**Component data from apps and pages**
####

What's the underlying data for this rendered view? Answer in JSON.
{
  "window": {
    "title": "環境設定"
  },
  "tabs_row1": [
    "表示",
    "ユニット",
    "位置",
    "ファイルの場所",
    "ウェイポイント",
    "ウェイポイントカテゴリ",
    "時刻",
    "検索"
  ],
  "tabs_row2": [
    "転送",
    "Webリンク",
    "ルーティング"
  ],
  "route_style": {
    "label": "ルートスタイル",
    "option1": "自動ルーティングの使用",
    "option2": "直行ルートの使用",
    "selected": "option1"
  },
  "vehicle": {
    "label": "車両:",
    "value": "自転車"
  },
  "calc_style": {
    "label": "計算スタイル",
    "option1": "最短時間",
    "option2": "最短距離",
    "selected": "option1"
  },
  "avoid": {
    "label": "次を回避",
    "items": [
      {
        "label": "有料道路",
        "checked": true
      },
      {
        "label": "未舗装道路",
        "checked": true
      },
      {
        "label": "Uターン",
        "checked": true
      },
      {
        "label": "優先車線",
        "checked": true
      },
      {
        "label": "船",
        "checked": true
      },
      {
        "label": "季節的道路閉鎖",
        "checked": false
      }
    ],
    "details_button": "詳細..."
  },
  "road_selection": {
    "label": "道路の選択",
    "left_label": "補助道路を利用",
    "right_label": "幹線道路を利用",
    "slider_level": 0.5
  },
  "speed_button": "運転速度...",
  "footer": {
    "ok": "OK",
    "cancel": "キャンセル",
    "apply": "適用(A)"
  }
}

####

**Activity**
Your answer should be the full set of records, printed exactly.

**Output of the task**
What's the underlying data for this rendered view? Answer in JSON.
{
  "window": {
    "title": "環境設定"
  },
  "tabs_row1": [
    "表示",
    "ユニット",
    "位置",
    "ファイルの場所",
    "ウェイポイント",
    "ウェイポイントカテゴリ",
    "時刻",
    "検索"
  ],
  "tabs_row2": [
    "転送",
    "Webリンク",
    "ルーティング"
  ],
  "route_style": {
    "label": "ルートスタイル",
    "option1": "自動ルーティングの使用",
    "option2": "直行ルートの使用",
    "selected": "option1"
  },
  "vehicle": {
    "label": "車両:",
    "value": "自転車"
  },
  "calc_style": {
    "label": "計算スタイル",
    "option1": "最短時間",
    "option2": "最短距離",
    "selected": "option1"
  },
  "avoid": {
    "label": "次を回避",
    "items": [
      {
        "label": "有料道路",
        "checked": true
      },
      {
        "label": "未舗装道路",
        "checked": true
      },
      {
        "label": "Uターン",
        "checked": true
      },
      {
        "label": "優先車線",
        "checked": true
      },
      {
        "label": "船",
        "checked": true
      },
      {
        "label": "季節的道路閉鎖",
        "checked": false
      }
    ],
    "details_button": "詳細..."
  },
  "road_selection": {
    "label": "道路の選択",
    "left_label": "補助道路を利用",
    "right_label": "幹線道路を利用",
    "slider_level": 0.5
  },
  "speed_button": "運転速度...",
  "footer": {
    "ok": "OK",
    "cancel": "キャンセル",
    "apply": "適用(A)"
  }
}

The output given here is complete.